AIM OF THE EXERCISE: Repeat the lines below exactly as they appear, but leave out the images.

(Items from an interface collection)

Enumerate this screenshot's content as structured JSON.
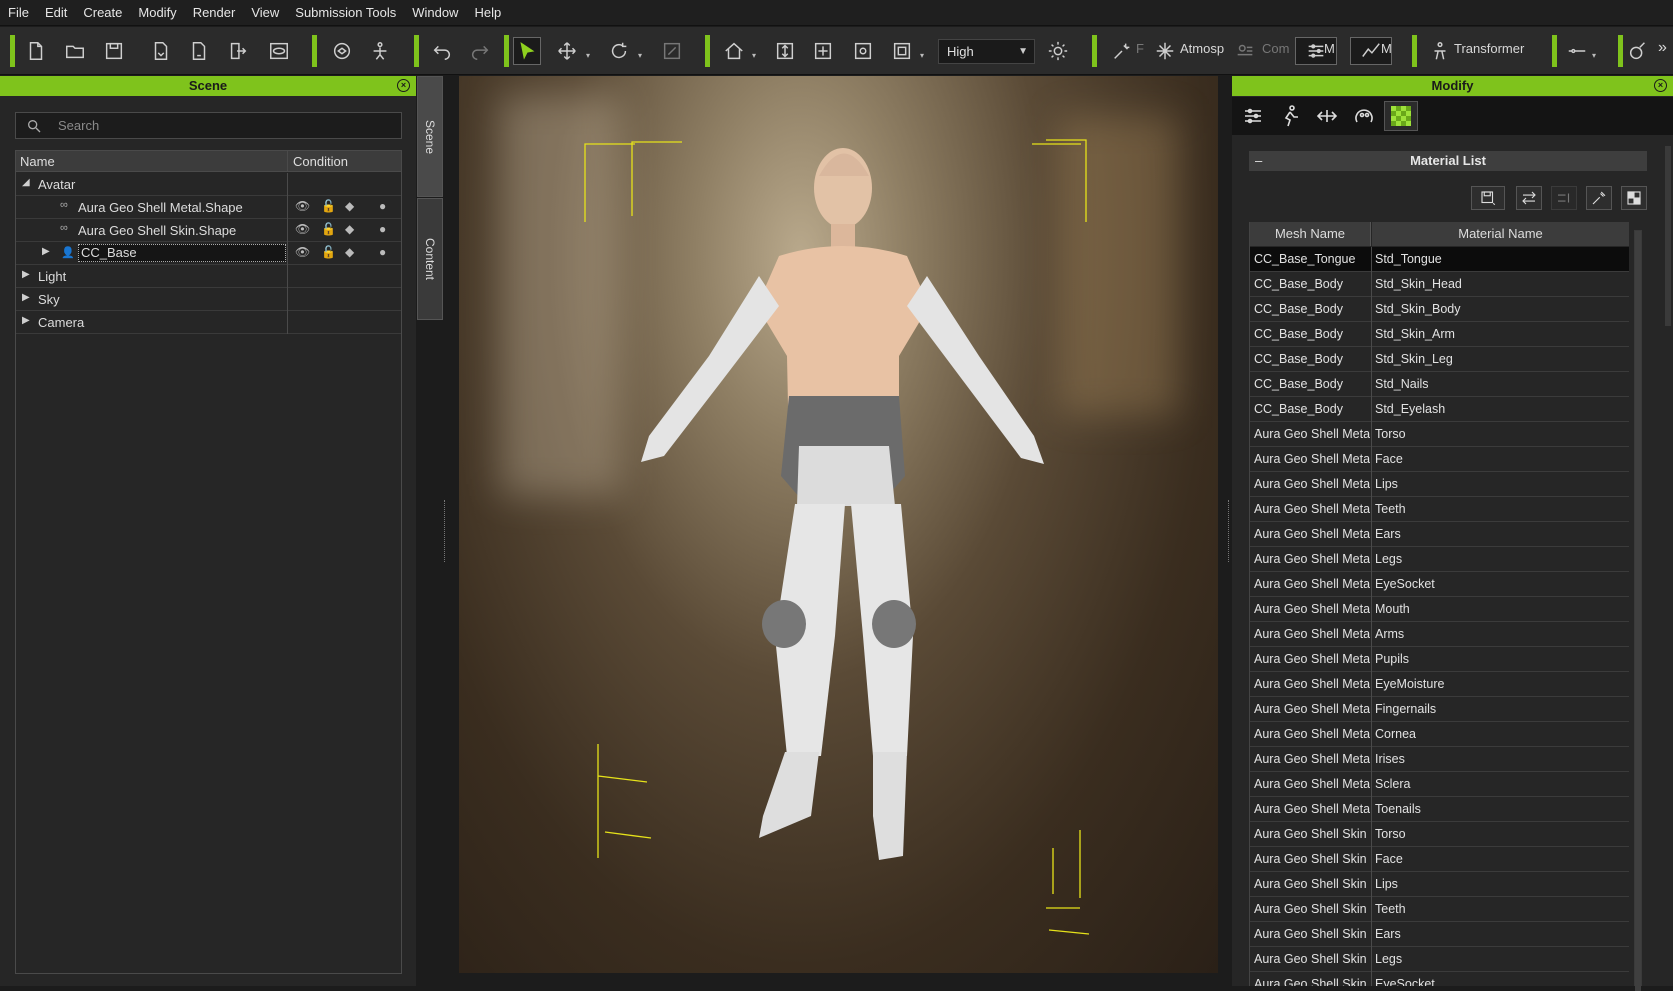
{
  "menu": [
    "File",
    "Edit",
    "Create",
    "Modify",
    "Render",
    "View",
    "Submission Tools",
    "Window",
    "Help"
  ],
  "toolbar": {
    "quality": "High",
    "label_f": "F",
    "label_atmosphere": "Atmosp",
    "label_com": "Com",
    "label_m1": "M",
    "label_m2": "M",
    "label_transformer": "Transformer",
    "accent": "#7fc31c"
  },
  "scene": {
    "title": "Scene",
    "search_placeholder": "Search",
    "columns": {
      "name": "Name",
      "condition": "Condition"
    },
    "items": [
      {
        "label": "Avatar"
      },
      {
        "label": "Aura Geo Shell Metal.Shape"
      },
      {
        "label": "Aura Geo Shell Skin.Shape"
      },
      {
        "label": "CC_Base"
      },
      {
        "label": "Light"
      },
      {
        "label": "Sky"
      },
      {
        "label": "Camera"
      }
    ]
  },
  "side_tabs": {
    "scene": "Scene",
    "content": "Content"
  },
  "modify": {
    "title": "Modify",
    "material_list": {
      "title": "Material List",
      "columns": {
        "mesh": "Mesh Name",
        "material": "Material Name"
      },
      "rows": [
        {
          "mesh": "CC_Base_Tongue",
          "material": "Std_Tongue"
        },
        {
          "mesh": "CC_Base_Body",
          "material": "Std_Skin_Head"
        },
        {
          "mesh": "CC_Base_Body",
          "material": "Std_Skin_Body"
        },
        {
          "mesh": "CC_Base_Body",
          "material": "Std_Skin_Arm"
        },
        {
          "mesh": "CC_Base_Body",
          "material": "Std_Skin_Leg"
        },
        {
          "mesh": "CC_Base_Body",
          "material": "Std_Nails"
        },
        {
          "mesh": "CC_Base_Body",
          "material": "Std_Eyelash"
        },
        {
          "mesh": "Aura Geo Shell Metal",
          "material": "Torso"
        },
        {
          "mesh": "Aura Geo Shell Metal",
          "material": "Face"
        },
        {
          "mesh": "Aura Geo Shell Metal",
          "material": "Lips"
        },
        {
          "mesh": "Aura Geo Shell Metal",
          "material": "Teeth"
        },
        {
          "mesh": "Aura Geo Shell Metal",
          "material": "Ears"
        },
        {
          "mesh": "Aura Geo Shell Metal",
          "material": "Legs"
        },
        {
          "mesh": "Aura Geo Shell Metal",
          "material": "EyeSocket"
        },
        {
          "mesh": "Aura Geo Shell Metal",
          "material": "Mouth"
        },
        {
          "mesh": "Aura Geo Shell Metal",
          "material": "Arms"
        },
        {
          "mesh": "Aura Geo Shell Metal",
          "material": "Pupils"
        },
        {
          "mesh": "Aura Geo Shell Metal",
          "material": "EyeMoisture"
        },
        {
          "mesh": "Aura Geo Shell Metal",
          "material": "Fingernails"
        },
        {
          "mesh": "Aura Geo Shell Metal",
          "material": "Cornea"
        },
        {
          "mesh": "Aura Geo Shell Metal",
          "material": "Irises"
        },
        {
          "mesh": "Aura Geo Shell Metal",
          "material": "Sclera"
        },
        {
          "mesh": "Aura Geo Shell Metal",
          "material": "Toenails"
        },
        {
          "mesh": "Aura Geo Shell Skin",
          "material": "Torso"
        },
        {
          "mesh": "Aura Geo Shell Skin",
          "material": "Face"
        },
        {
          "mesh": "Aura Geo Shell Skin",
          "material": "Lips"
        },
        {
          "mesh": "Aura Geo Shell Skin",
          "material": "Teeth"
        },
        {
          "mesh": "Aura Geo Shell Skin",
          "material": "Ears"
        },
        {
          "mesh": "Aura Geo Shell Skin",
          "material": "Legs"
        },
        {
          "mesh": "Aura Geo Shell Skin",
          "material": "EyeSocket"
        }
      ]
    }
  }
}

TASK OUTPUT:
Enumerate this screenshot's content as structured JSON.
{
  "menu": [
    "File",
    "Edit",
    "Create",
    "Modify",
    "Render",
    "View",
    "Submission Tools",
    "Window",
    "Help"
  ],
  "toolbar": {
    "quality": "High",
    "label_f": "F",
    "label_atmosphere": "Atmosp",
    "label_com": "Com",
    "label_m1": "M",
    "label_m2": "M",
    "label_transformer": "Transformer",
    "accent": "#7fc31c"
  },
  "scene": {
    "title": "Scene",
    "search_placeholder": "Search",
    "columns": {
      "name": "Name",
      "condition": "Condition"
    },
    "items": [
      {
        "label": "Avatar"
      },
      {
        "label": "Aura Geo Shell Metal.Shape"
      },
      {
        "label": "Aura Geo Shell Skin.Shape"
      },
      {
        "label": "CC_Base"
      },
      {
        "label": "Light"
      },
      {
        "label": "Sky"
      },
      {
        "label": "Camera"
      }
    ]
  },
  "side_tabs": {
    "scene": "Scene",
    "content": "Content"
  },
  "modify": {
    "title": "Modify",
    "material_list": {
      "title": "Material List",
      "columns": {
        "mesh": "Mesh Name",
        "material": "Material Name"
      },
      "rows": [
        {
          "mesh": "CC_Base_Tongue",
          "material": "Std_Tongue"
        },
        {
          "mesh": "CC_Base_Body",
          "material": "Std_Skin_Head"
        },
        {
          "mesh": "CC_Base_Body",
          "material": "Std_Skin_Body"
        },
        {
          "mesh": "CC_Base_Body",
          "material": "Std_Skin_Arm"
        },
        {
          "mesh": "CC_Base_Body",
          "material": "Std_Skin_Leg"
        },
        {
          "mesh": "CC_Base_Body",
          "material": "Std_Nails"
        },
        {
          "mesh": "CC_Base_Body",
          "material": "Std_Eyelash"
        },
        {
          "mesh": "Aura Geo Shell Metal",
          "material": "Torso"
        },
        {
          "mesh": "Aura Geo Shell Metal",
          "material": "Face"
        },
        {
          "mesh": "Aura Geo Shell Metal",
          "material": "Lips"
        },
        {
          "mesh": "Aura Geo Shell Metal",
          "material": "Teeth"
        },
        {
          "mesh": "Aura Geo Shell Metal",
          "material": "Ears"
        },
        {
          "mesh": "Aura Geo Shell Metal",
          "material": "Legs"
        },
        {
          "mesh": "Aura Geo Shell Metal",
          "material": "EyeSocket"
        },
        {
          "mesh": "Aura Geo Shell Metal",
          "material": "Mouth"
        },
        {
          "mesh": "Aura Geo Shell Metal",
          "material": "Arms"
        },
        {
          "mesh": "Aura Geo Shell Metal",
          "material": "Pupils"
        },
        {
          "mesh": "Aura Geo Shell Metal",
          "material": "EyeMoisture"
        },
        {
          "mesh": "Aura Geo Shell Metal",
          "material": "Fingernails"
        },
        {
          "mesh": "Aura Geo Shell Metal",
          "material": "Cornea"
        },
        {
          "mesh": "Aura Geo Shell Metal",
          "material": "Irises"
        },
        {
          "mesh": "Aura Geo Shell Metal",
          "material": "Sclera"
        },
        {
          "mesh": "Aura Geo Shell Metal",
          "material": "Toenails"
        },
        {
          "mesh": "Aura Geo Shell Skin",
          "material": "Torso"
        },
        {
          "mesh": "Aura Geo Shell Skin",
          "material": "Face"
        },
        {
          "mesh": "Aura Geo Shell Skin",
          "material": "Lips"
        },
        {
          "mesh": "Aura Geo Shell Skin",
          "material": "Teeth"
        },
        {
          "mesh": "Aura Geo Shell Skin",
          "material": "Ears"
        },
        {
          "mesh": "Aura Geo Shell Skin",
          "material": "Legs"
        },
        {
          "mesh": "Aura Geo Shell Skin",
          "material": "EyeSocket"
        }
      ]
    }
  }
}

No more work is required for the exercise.